§ **Assigned task**
Nothing other than the lines from the one containing "Give me the" through the close of the entries below should be printed, each exactly.

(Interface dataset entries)
☆ ☆ ☆ ☆ ☆ ☆ ☆

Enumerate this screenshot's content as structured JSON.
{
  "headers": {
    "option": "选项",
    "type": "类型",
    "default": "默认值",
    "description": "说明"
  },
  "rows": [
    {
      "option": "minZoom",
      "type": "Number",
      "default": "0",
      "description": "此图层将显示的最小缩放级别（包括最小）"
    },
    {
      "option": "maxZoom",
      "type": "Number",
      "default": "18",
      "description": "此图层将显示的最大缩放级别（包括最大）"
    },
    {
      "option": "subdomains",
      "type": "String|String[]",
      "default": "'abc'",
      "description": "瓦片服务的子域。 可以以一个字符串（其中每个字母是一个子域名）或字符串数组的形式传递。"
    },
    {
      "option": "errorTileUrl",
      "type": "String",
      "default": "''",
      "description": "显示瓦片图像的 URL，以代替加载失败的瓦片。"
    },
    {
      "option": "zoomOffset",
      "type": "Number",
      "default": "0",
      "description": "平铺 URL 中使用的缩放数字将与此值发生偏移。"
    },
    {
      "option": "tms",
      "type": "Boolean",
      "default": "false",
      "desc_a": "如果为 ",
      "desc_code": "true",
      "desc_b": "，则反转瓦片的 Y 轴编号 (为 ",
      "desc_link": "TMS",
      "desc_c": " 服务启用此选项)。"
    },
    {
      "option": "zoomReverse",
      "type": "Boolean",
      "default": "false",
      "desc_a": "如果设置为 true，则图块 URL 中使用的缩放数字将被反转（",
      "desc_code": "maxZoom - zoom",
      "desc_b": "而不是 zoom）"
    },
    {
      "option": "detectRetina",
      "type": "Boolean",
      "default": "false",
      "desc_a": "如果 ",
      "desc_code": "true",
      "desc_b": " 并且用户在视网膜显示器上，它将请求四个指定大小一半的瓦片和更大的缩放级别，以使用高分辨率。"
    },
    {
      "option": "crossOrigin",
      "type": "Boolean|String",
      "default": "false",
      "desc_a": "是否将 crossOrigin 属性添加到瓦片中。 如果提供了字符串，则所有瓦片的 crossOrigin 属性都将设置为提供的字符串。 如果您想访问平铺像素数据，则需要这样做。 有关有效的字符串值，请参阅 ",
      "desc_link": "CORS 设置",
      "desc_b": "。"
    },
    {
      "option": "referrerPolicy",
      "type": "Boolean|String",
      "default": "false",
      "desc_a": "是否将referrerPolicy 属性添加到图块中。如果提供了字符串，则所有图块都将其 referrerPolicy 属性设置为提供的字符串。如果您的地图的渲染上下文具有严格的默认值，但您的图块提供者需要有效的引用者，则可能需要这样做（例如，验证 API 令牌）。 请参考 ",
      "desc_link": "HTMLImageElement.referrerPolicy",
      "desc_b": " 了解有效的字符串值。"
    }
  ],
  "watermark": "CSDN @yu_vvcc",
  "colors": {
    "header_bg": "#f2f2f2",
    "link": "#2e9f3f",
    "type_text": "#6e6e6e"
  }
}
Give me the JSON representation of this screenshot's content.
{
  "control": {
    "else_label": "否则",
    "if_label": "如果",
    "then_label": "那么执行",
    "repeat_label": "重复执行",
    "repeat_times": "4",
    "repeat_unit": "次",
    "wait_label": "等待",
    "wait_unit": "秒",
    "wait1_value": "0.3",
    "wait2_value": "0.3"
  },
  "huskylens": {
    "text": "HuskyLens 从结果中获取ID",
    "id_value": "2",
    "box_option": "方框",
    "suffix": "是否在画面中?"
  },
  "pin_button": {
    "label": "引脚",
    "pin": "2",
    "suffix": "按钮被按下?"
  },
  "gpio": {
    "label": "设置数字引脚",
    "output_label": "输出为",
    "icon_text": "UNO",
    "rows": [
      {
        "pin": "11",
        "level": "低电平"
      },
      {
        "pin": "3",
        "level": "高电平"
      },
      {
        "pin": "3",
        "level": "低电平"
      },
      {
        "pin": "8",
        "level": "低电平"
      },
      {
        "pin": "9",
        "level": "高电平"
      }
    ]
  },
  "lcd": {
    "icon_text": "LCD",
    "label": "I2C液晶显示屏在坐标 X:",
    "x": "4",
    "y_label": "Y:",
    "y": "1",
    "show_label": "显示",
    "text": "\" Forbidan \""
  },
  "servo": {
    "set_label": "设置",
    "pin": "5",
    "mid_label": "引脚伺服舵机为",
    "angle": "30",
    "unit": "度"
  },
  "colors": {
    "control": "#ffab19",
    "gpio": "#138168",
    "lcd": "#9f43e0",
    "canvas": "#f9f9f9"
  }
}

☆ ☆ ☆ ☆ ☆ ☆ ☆

§ **Answer space**
Give me the JSON representation of this screenshot's content.
{
  "control": {
    "else_label": "否则",
    "if_label": "如果",
    "then_label": "那么执行",
    "repeat_label": "重复执行",
    "repeat_times": "4",
    "repeat_unit": "次",
    "wait_label": "等待",
    "wait_unit": "秒",
    "wait1_value": "0.3",
    "wait2_value": "0.3"
  },
  "huskylens": {
    "text": "HuskyLens 从结果中获取ID",
    "id_value": "2",
    "box_option": "方框",
    "suffix": "是否在画面中?"
  },
  "pin_button": {
    "label": "引脚",
    "pin": "2",
    "suffix": "按钮被按下?"
  },
  "gpio": {
    "label": "设置数字引脚",
    "output_label": "输出为",
    "icon_text": "UNO",
    "rows": [
      {
        "pin": "11",
        "level": "低电平"
      },
      {
        "pin": "3",
        "level": "高电平"
      },
      {
        "pin": "3",
        "level": "低电平"
      },
      {
        "pin": "8",
        "level": "低电平"
      },
      {
        "pin": "9",
        "level": "高电平"
      }
    ]
  },
  "lcd": {
    "icon_text": "LCD",
    "label": "I2C液晶显示屏在坐标 X:",
    "x": "4",
    "y_label": "Y:",
    "y": "1",
    "show_label": "显示",
    "text": "\" Forbidan \""
  },
  "servo": {
    "set_label": "设置",
    "pin": "5",
    "mid_label": "引脚伺服舵机为",
    "angle": "30",
    "unit": "度"
  },
  "colors": {
    "control": "#ffab19",
    "gpio": "#138168",
    "lcd": "#9f43e0",
    "canvas": "#f9f9f9"
  }
}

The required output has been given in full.